In How Forests Think, Eduardo Kohn relates how the Avila of Ecuador enter into reciprocal semiotic relationship with the animals of the forest, in order to hunt them better. The hunters not only need to place themselves in the position of the creature in order to think where they might be at any one time, or what their next move would be in a given situation, but need to think how the animals perceive and interpret them (how humans are seen by the forest). Crucially, in regard to the forest jaguars, they must not turn away and show their backs, as this allows the jaguar to see them as ‘meat’, as prey. Instead, humans must stare back at jaguars, meet their gaze, to instill upon them that they are equals.
This reciprocity, while practiced primarily for instrumentalised and bloody reasons, spreads out and influences the Avila understanding of the diversity of lives that surround them as multiple centres of meaning and interpretation.

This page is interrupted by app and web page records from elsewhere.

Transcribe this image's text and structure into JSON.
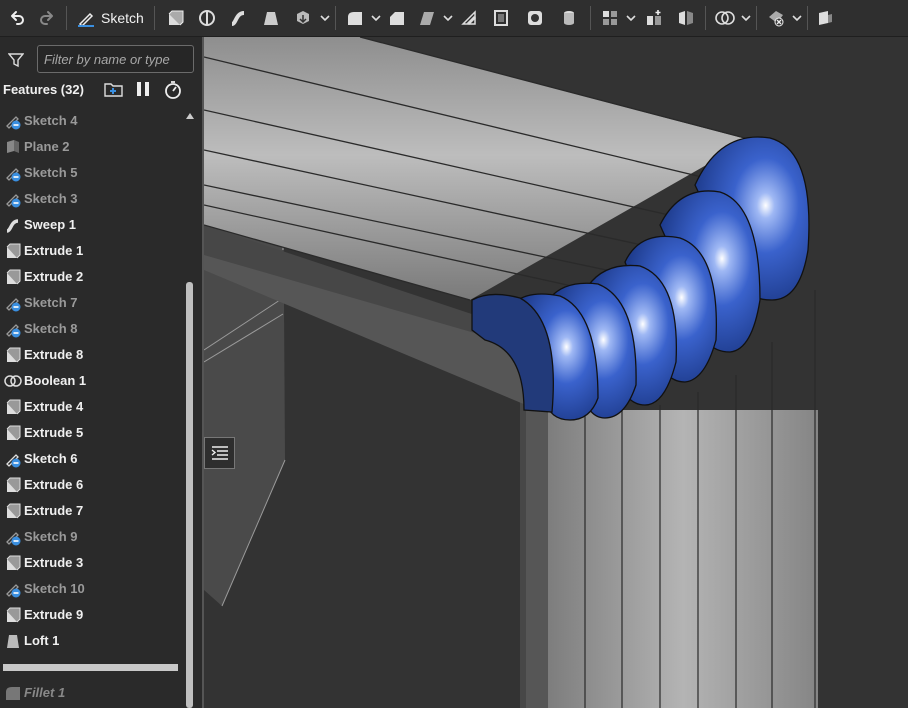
{
  "toolbar": {
    "sketch_label": "Sketch",
    "icons": [
      "undo-icon",
      "redo-icon",
      "sketch-icon",
      "extrude-icon",
      "revolve-icon",
      "sweep-icon",
      "loft-icon",
      "thicken-icon",
      "fillet-icon",
      "chamfer-icon",
      "draft-icon",
      "rib-icon",
      "shell-icon",
      "hole-icon",
      "cylinder-icon",
      "pattern-icon",
      "derive-icon",
      "mirror-icon",
      "boolean-icon",
      "split-icon",
      "transform-icon"
    ]
  },
  "panel": {
    "filter_placeholder": "Filter by name or type",
    "features_title": "Features (32)",
    "header_icons": [
      "add-folder-icon",
      "pause-icon",
      "stopwatch-icon"
    ],
    "items": [
      {
        "label": "Sketch 4",
        "icon": "sketch-hidden-icon",
        "state": "off"
      },
      {
        "label": "Plane 2",
        "icon": "plane-icon",
        "state": "off"
      },
      {
        "label": "Sketch 5",
        "icon": "sketch-hidden-icon",
        "state": "off"
      },
      {
        "label": "Sketch 3",
        "icon": "sketch-hidden-icon",
        "state": "off"
      },
      {
        "label": "Sweep 1",
        "icon": "sweep-icon",
        "state": "on"
      },
      {
        "label": "Extrude 1",
        "icon": "extrude-icon",
        "state": "on"
      },
      {
        "label": "Extrude 2",
        "icon": "extrude-icon",
        "state": "on"
      },
      {
        "label": "Sketch 7",
        "icon": "sketch-hidden-icon",
        "state": "off"
      },
      {
        "label": "Sketch 8",
        "icon": "sketch-hidden-icon",
        "state": "off"
      },
      {
        "label": "Extrude 8",
        "icon": "extrude-icon",
        "state": "on"
      },
      {
        "label": "Boolean 1",
        "icon": "boolean-icon",
        "state": "on"
      },
      {
        "label": "Extrude 4",
        "icon": "extrude-icon",
        "state": "on"
      },
      {
        "label": "Extrude 5",
        "icon": "extrude-icon",
        "state": "on"
      },
      {
        "label": "Sketch 6",
        "icon": "sketch-visible-icon",
        "state": "on"
      },
      {
        "label": "Extrude 6",
        "icon": "extrude-icon",
        "state": "on"
      },
      {
        "label": "Extrude 7",
        "icon": "extrude-icon",
        "state": "on"
      },
      {
        "label": "Sketch 9",
        "icon": "sketch-hidden-icon",
        "state": "off"
      },
      {
        "label": "Extrude 3",
        "icon": "extrude-icon",
        "state": "on"
      },
      {
        "label": "Sketch 10",
        "icon": "sketch-hidden-icon",
        "state": "off"
      },
      {
        "label": "Extrude 9",
        "icon": "extrude-icon",
        "state": "on"
      },
      {
        "label": "Loft 1",
        "icon": "loft-icon",
        "state": "on"
      }
    ],
    "rolled_back_item": {
      "label": "Fillet 1",
      "icon": "fillet-icon"
    }
  },
  "colors": {
    "accent_blue": "#2f55b8",
    "sketch_badge": "#3a8fe0",
    "pipe_gray": "#9a9a9a",
    "viewport_bg": "#333333"
  }
}
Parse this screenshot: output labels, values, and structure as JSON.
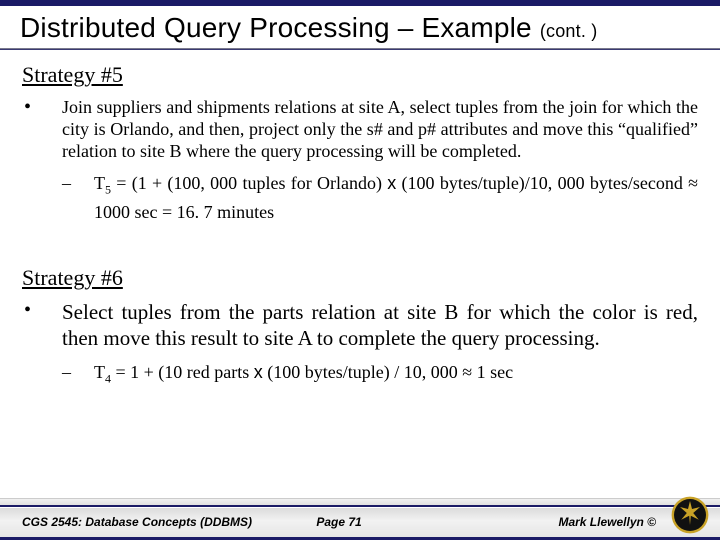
{
  "title": {
    "main": "Distributed Query Processing – Example",
    "cont": "(cont. )"
  },
  "strategy5": {
    "heading": "Strategy #5",
    "bullet": "Join suppliers and shipments relations at site A, select tuples from the join for which the city is Orlando, and then, project only the s# and p# attributes and move this “qualified” relation to site B where the query processing will be completed.",
    "formula_pre": "T",
    "formula_sub": "5",
    "formula_post": " = (1 + (100, 000 tuples for Orlando) ",
    "formula_x": "x",
    "formula_tail": " (100 bytes/tuple)/10, 000 bytes/second ≈ 1000 sec = 16. 7 minutes"
  },
  "strategy6": {
    "heading": "Strategy #6",
    "bullet": "Select tuples from the parts relation at site B for which the color is red,  then move this result to site A to complete the query processing.",
    "formula_pre": "T",
    "formula_sub": "4",
    "formula_post": " = 1 + (10 red parts ",
    "formula_x": "x",
    "formula_tail": " (100 bytes/tuple) / 10, 000 ≈ 1 sec"
  },
  "footer": {
    "left": "CGS 2545: Database Concepts  (DDBMS)",
    "mid": "Page 71",
    "right": "Mark Llewellyn ©"
  },
  "glyph": {
    "bullet": "•",
    "dash": "–"
  }
}
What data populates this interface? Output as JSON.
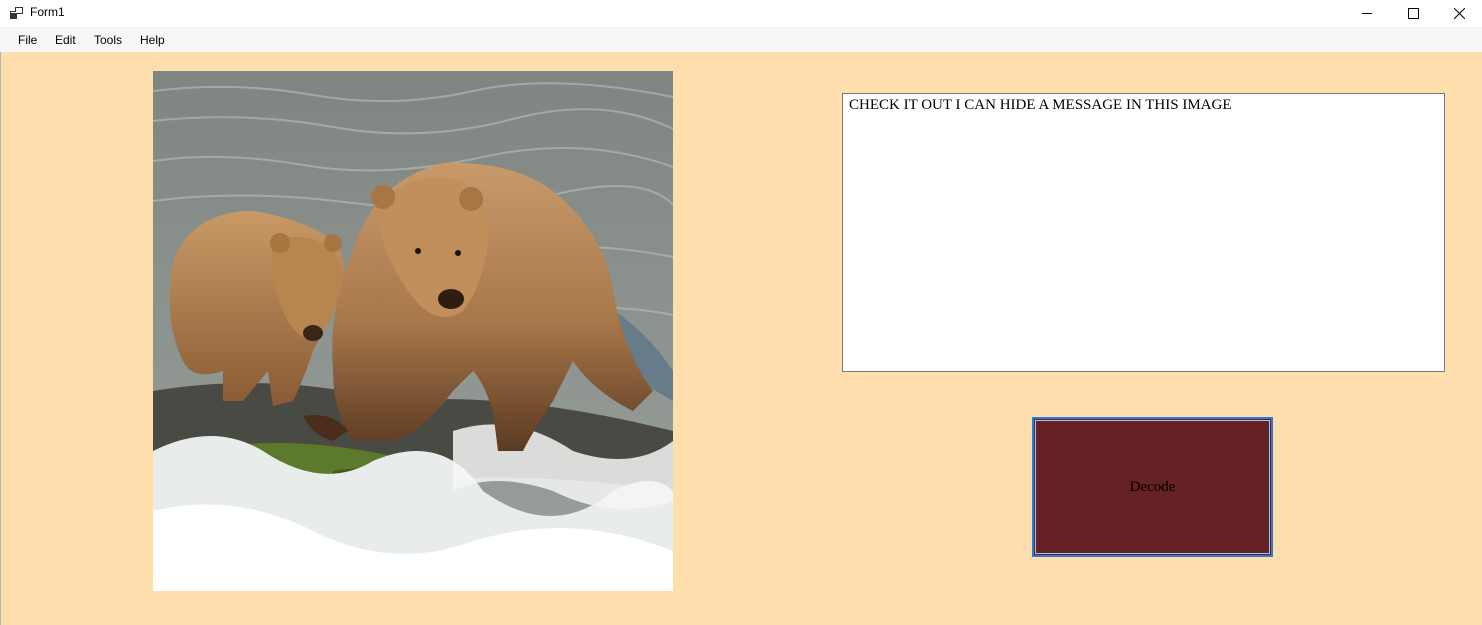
{
  "window": {
    "title": "Form1",
    "controls": [
      {
        "name": "minimize",
        "icon": "minimize-icon"
      },
      {
        "name": "maximize",
        "icon": "maximize-icon"
      },
      {
        "name": "close",
        "icon": "close-icon"
      }
    ]
  },
  "menu": {
    "file": "File",
    "edit": "Edit",
    "tools": "Tools",
    "help": "Help"
  },
  "main": {
    "picture": {
      "subject": "two brown bears standing on rocks in rushing water",
      "icon": "bear-photo"
    },
    "message_text": "CHECK IT OUT I CAN HIDE A MESSAGE IN THIS IMAGE",
    "decode_label": "Decode"
  },
  "colors": {
    "form_background": "#fddeac",
    "button_background": "#652124",
    "button_focus_border": "#2b7bd2",
    "textbox_background": "#ffffff"
  }
}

Modern Western anthropocentrism likes to see human beings as alone in their stature as thinking, meaning-making creatures. But perhaps it was only recently thus (since we did away with all the predators in our forests?). Browsing on a ‘Countryside Encyclopaedia’ from 1988 by Richard Muir, I alighted upon this description of a ‘duck decoy’ – “During the Middle Ages ducks were caught by gently driving the birds into the narrowing arm of a lake, around which nets were suspended. Subsequently the techniques were refined, and by the early 19th century designs had more or less standardised on the form of a steep sided, shrub-fringed artificial pond, with narrow, curving, tapering artificial arms, or ‘pipes’, usually three or four, leading off from its corners.Nets were hung over a pipe, and rectangular wicker screens were erected at regular intervals along the sides of the pipe. A dog, often of the Golden Laborador type, was trained to walk in a weaving manner in and out of these screens. Ducks floating on the pond were fascinated to see this appearing and vanishing ‘fox’ and their curiosity attracted them further and further towards their fate int he narrowing nets.”
Anthropologist Eduardo Kohn, in his recent book How Forests Think, says that semiosis (sending, receiving, interpreting messages) is a defining (constitutive) characteristic of all life.
This was not in my mind (I hadn’t started reading the book) as I walked up the lane to the station, idly staring at the plants in the bank and hedgerow, when the question occurred to me again, but more forcefully, even tetchily: “Why ARE leaves all these different shapes?”
It’s not a subject I’ve heard great discussion on. Clearly, it’s not an adaptation to improve photosynthesis, or a protection against predators (unless we’re talking Holly). My best guess was – unphilosophically, unscientifically – that this lane’s crazy-wonderful differential of leaf shapes was a result of the spirit of creativity and diversity inherent to life and evolution. Another thought also slipped quietly by my mind, that it had something to do with me.
As I sat on the train I pondered it for a while, and thought about how we recognise one species from another, and how important leaf shape is to that process. And then I thought about something else.
My mind was well primed for Kohn’s words. The quietly revolutionary thing about this thought, and how it’s landed with me (his argument takes a somewhat different direction) is that these plants are communicating not only across species boundaries but across kingdom boundaries. Their shape expresses who they are and what properties they contain, not for the benefit of other plants, whose perception systems don’t work that way, but to us animals.
As a human person with a great interest in communication with other-than-human persons, this makes me very happy indeed. The above sketch, made with leaves collected in a few dozen yards on a sunny path in my woods, is a beginning gambit in Leaf Language.
I first saw this oak tree four years ago, perhaps from an angle similar to this. It has a striking symmetry and skyward lift to all its branches. It is positioned right at the top of the wood, and within a small circle of clear ground, next to which and of a similar size is a round crater (presumably from a WW2 bomb, there are many around). I keep coming back to this oak. My first rubbing of a live tree was a circle of brown paper around its generous girth, in 2013.
When I did an introductory course to shamanism at the Sacred Trust in May this year, I took this tree as my ‘axis mundi’. The axis mundi is the world center, or the connection between heaven and earth / upper and lower worlds in certain cosmologies. As the celestial and geographic pole, it expresses a point of connection between sky and earth, where the four compass directions meet. At this point shamanic travel and correspondence can be made between higher and lower realms.
As the drum beat a heady rhythm, I caught the train back to Knockholt and slid through the woods to this tree. I slithered down its roots and met a somewhat disparaging earthworm and then a friendly badger. I climbed up its branches into the clouds, and then got stuck (I am not, perhaps, a natural shaman, too rationalist?). But the next time I saw this tree, I had a spontaneous surge of powerful connection and emotion. The oak, in the fullness of its physical self, and the oak I met in my imaginative journeying from a London church hall seemed to know each other… and know me.
Amazing lecture on the magic of myccorhizal mushrooms and woodland communication
This is the post excerpt.
Happy to be back working with the wood ants.